More info about forms and PHP and how to work with the data from the form: http://www.tizag.com/phpT/forms.php

<html><body>
<h4>Tizag Art Supply Order Form</h4>
<form action="process.php" method="post">
<input type="submit" />
</form>
</body></html>
<html><body>
<?php
session_destroy();
?>
</body></html>

This is correct, but I think the person is asking for you to write the code for them. If not, my mistake. +1 though.

Not a problem..give me a minute :-D

Not so much write the code as explain where the php gets put (I don't know if I'm making much sense). I saw the short code <?php session_start(); session_destroy(); ?> but do not know where it gets put or how to call it. I tried putting it in an external .php file, and using action= to call it, but my browser simply tries to open the php file when I try clicking this.

Right, so you'll need something like XAMPP. apachefriends.org/en/xampp.html This installs a local copy of apache and everything you need to get going. Store your scripts/programs in the htdocs sub-folder under the XAMPP folder. Then access the script using localhost/folder/script.php in your Browser. Be certain that the XAMPP Apache Server is running before calling the script. You can tell via the XAMPP control panel. :-)
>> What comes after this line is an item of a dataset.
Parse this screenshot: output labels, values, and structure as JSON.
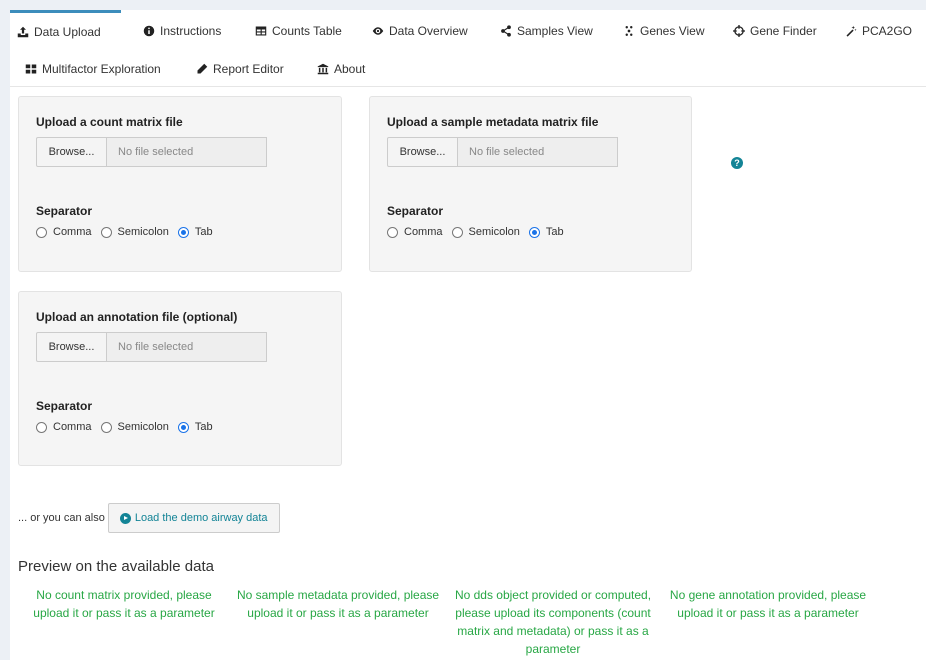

html - How to destroy the php session with one button - Stack Overflow

php html session logout destroy